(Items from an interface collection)
════════════════
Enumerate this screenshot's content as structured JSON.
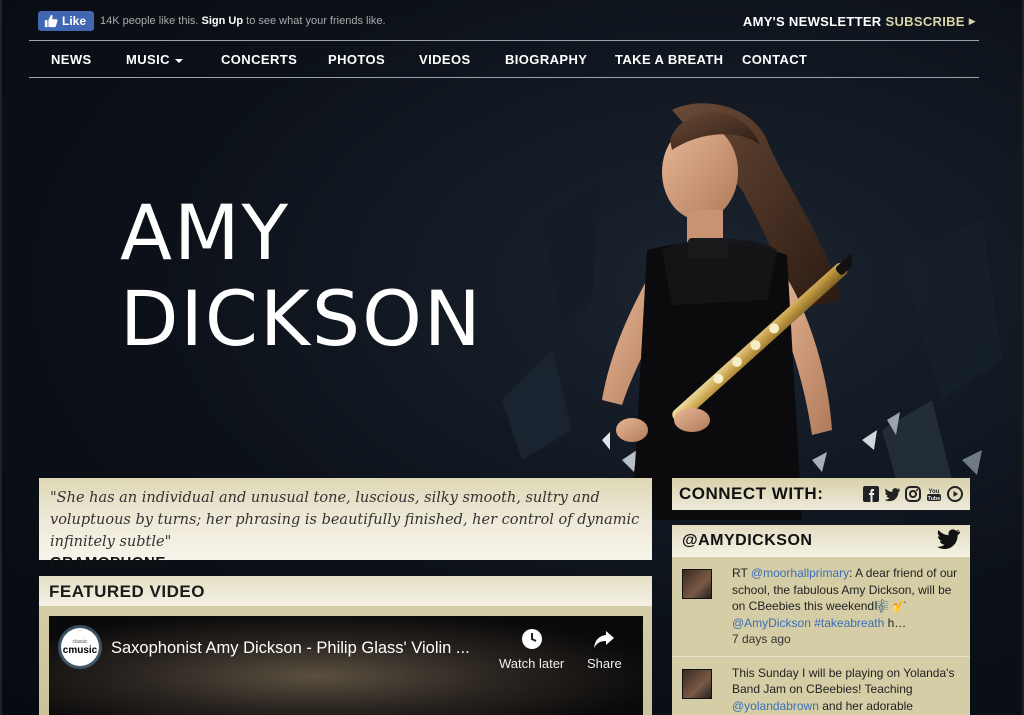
{
  "facebook": {
    "like_label": "Like",
    "count_text": "14K people like this.",
    "signup_label": "Sign Up",
    "signup_suffix": "to see what your friends like."
  },
  "newsletter": {
    "label": "AMY'S NEWSLETTER",
    "subscribe_label": "SUBSCRIBE"
  },
  "nav": {
    "items": [
      {
        "label": "NEWS"
      },
      {
        "label": "MUSIC"
      },
      {
        "label": "CONCERTS"
      },
      {
        "label": "PHOTOS"
      },
      {
        "label": "VIDEOS"
      },
      {
        "label": "BIOGRAPHY"
      },
      {
        "label": "TAKE A BREATH"
      },
      {
        "label": "CONTACT"
      }
    ]
  },
  "hero": {
    "first_name": "AMY",
    "last_name": "DICKSON"
  },
  "quote": {
    "text": "\"She has an individual and unusual tone, luscious, silky smooth, sultry and voluptuous by turns; her phrasing is beautifully finished, her control of dynamic infinitely subtle\"",
    "source": "GRAMOPHONE"
  },
  "featured_video": {
    "heading": "FEATURED VIDEO",
    "logo_small": "classic",
    "logo_big": "cmusic",
    "title": "Saxophonist Amy Dickson - Philip Glass' Violin ...",
    "watch_later_label": "Watch later",
    "share_label": "Share"
  },
  "connect": {
    "label": "CONNECT WITH:",
    "icons": [
      "facebook-icon",
      "twitter-icon",
      "instagram-icon",
      "youtube-icon",
      "play-icon"
    ]
  },
  "twitter": {
    "handle": "@AMYDICKSON",
    "tweets": [
      {
        "prefix": "RT ",
        "mention": "@moorhallprimary",
        "text": ": A dear friend of our school, the fabulous Amy Dickson, will be on CBeebies this weekend🎼 🎷",
        "mention2": "@AmyDickson",
        "hashtag": " #takeabreath",
        "suffix": " h…",
        "time": "7 days ago"
      },
      {
        "text": "This Sunday I will be playing on Yolanda's Band Jam on CBeebies! Teaching",
        "mention": "@yolandabrown",
        "suffix": " and her adorable audience"
      }
    ]
  }
}
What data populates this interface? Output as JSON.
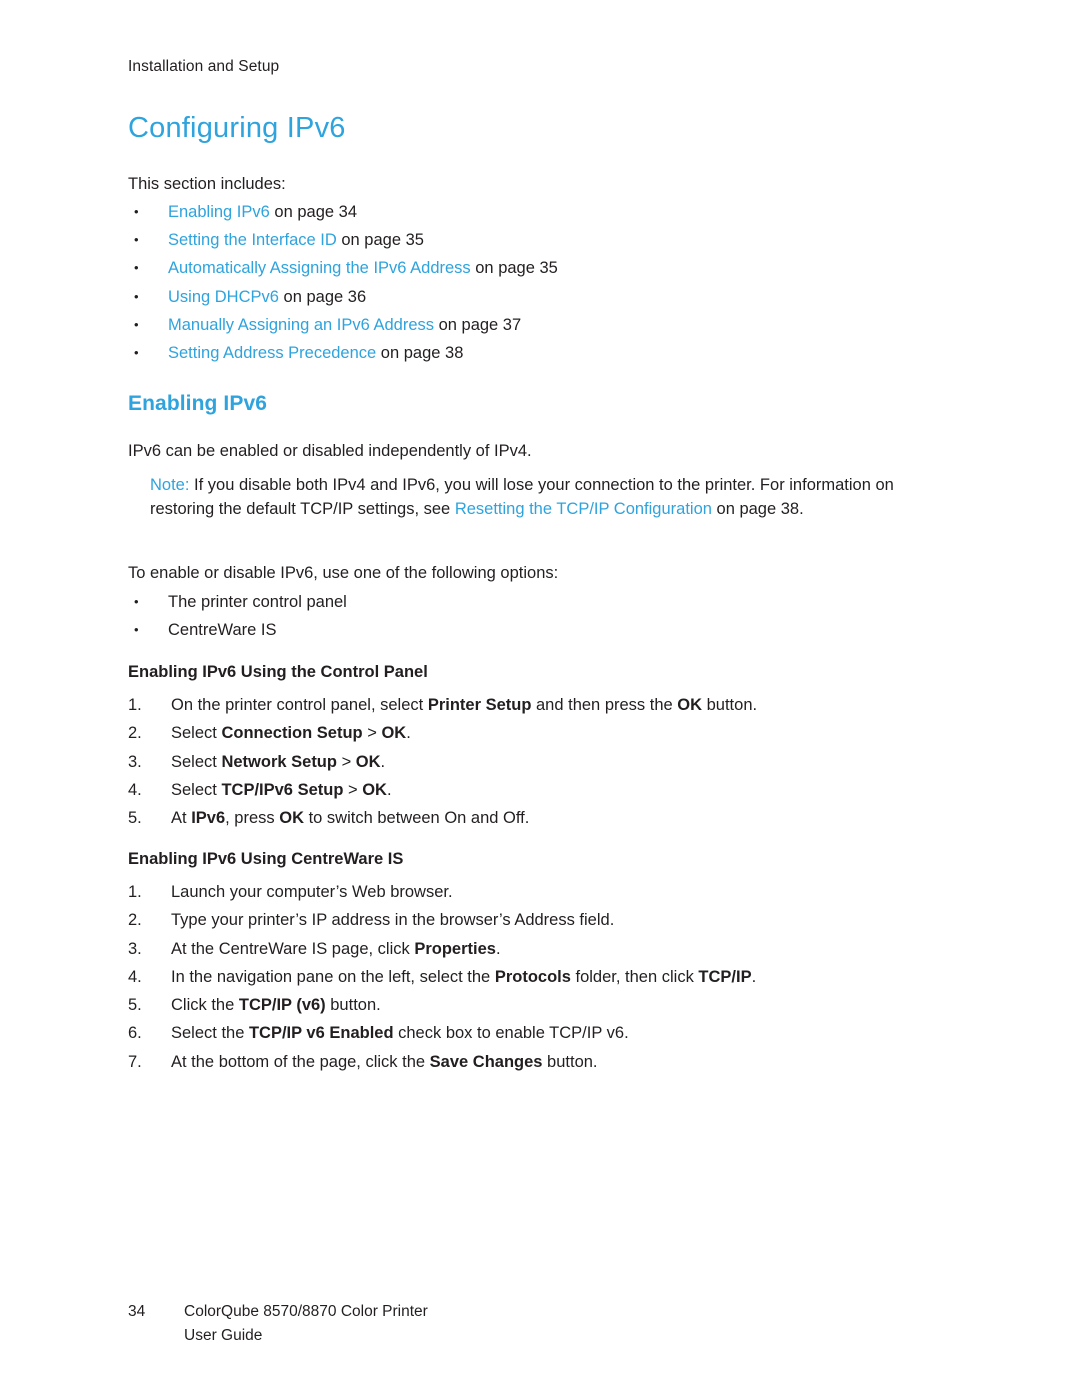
{
  "colors": {
    "link": "#2ea3dd",
    "text": "#231f20"
  },
  "header": {
    "running_head": "Installation and Setup"
  },
  "title": "Configuring IPv6",
  "intro": "This section includes:",
  "toc": [
    {
      "link": "Enabling IPv6",
      "tail": " on page 34"
    },
    {
      "link": "Setting the Interface ID",
      "tail": " on page 35"
    },
    {
      "link": "Automatically Assigning the IPv6 Address",
      "tail": " on page 35"
    },
    {
      "link": "Using DHCPv6",
      "tail": " on page 36"
    },
    {
      "link": "Manually Assigning an IPv6 Address",
      "tail": " on page 37"
    },
    {
      "link": "Setting Address Precedence",
      "tail": " on page 38"
    }
  ],
  "section": {
    "heading": "Enabling IPv6",
    "para1": "IPv6 can be enabled or disabled independently of IPv4.",
    "note": {
      "label": "Note:",
      "part1": " If you disable both IPv4 and IPv6, you will lose your connection to the printer. For information on restoring the default TCP/IP settings, see ",
      "link": "Resetting the TCP/IP Configuration",
      "part2": " on page 38."
    },
    "para2": "To enable or disable IPv6, use one of the following options:",
    "options": [
      "The printer control panel",
      "CentreWare IS"
    ]
  },
  "control_panel": {
    "heading": "Enabling IPv6 Using the Control Panel",
    "steps": [
      {
        "num": "1.",
        "html": "On the printer control panel, select <b>Printer Setup</b> and then press the <b>OK</b> button."
      },
      {
        "num": "2.",
        "html": "Select <b>Connection Setup</b> &gt; <b>OK</b>."
      },
      {
        "num": "3.",
        "html": "Select <b>Network Setup</b> &gt; <b>OK</b>."
      },
      {
        "num": "4.",
        "html": "Select <b>TCP/IPv6 Setup</b> &gt; <b>OK</b>."
      },
      {
        "num": "5.",
        "html": "At <b>IPv6</b>, press <b>OK</b> to switch between On and Off."
      }
    ]
  },
  "centreware": {
    "heading": "Enabling IPv6 Using CentreWare IS",
    "steps": [
      {
        "num": "1.",
        "html": "Launch your computer’s Web browser."
      },
      {
        "num": "2.",
        "html": "Type your printer’s IP address in the browser’s Address field."
      },
      {
        "num": "3.",
        "html": "At the CentreWare IS page, click <b>Properties</b>."
      },
      {
        "num": "4.",
        "html": "In the navigation pane on the left, select the <b>Protocols</b> folder, then click <b>TCP/IP</b>."
      },
      {
        "num": "5.",
        "html": "Click the <b>TCP/IP (v6)</b> button."
      },
      {
        "num": "6.",
        "html": "Select the <b>TCP/IP v6 Enabled</b> check box to enable TCP/IP v6."
      },
      {
        "num": "7.",
        "html": "At the bottom of the page, click the <b>Save Changes</b> button."
      }
    ]
  },
  "footer": {
    "page_number": "34",
    "line1": "ColorQube 8570/8870 Color Printer",
    "line2": "User Guide"
  }
}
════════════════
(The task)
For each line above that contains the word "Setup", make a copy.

(Answer section)
    "running_head": "Installation and Setup"
        "html": "On the printer control panel, select <b>Printer Setup</b> and then press the <b>OK</b> button."
        "html": "Select <b>Connection Setup</b> &gt; <b>OK</b>."
        "html": "Select <b>Network Setup</b> &gt; <b>OK</b>."
        "html": "Select <b>TCP/IPv6 Setup</b> &gt; <b>OK</b>."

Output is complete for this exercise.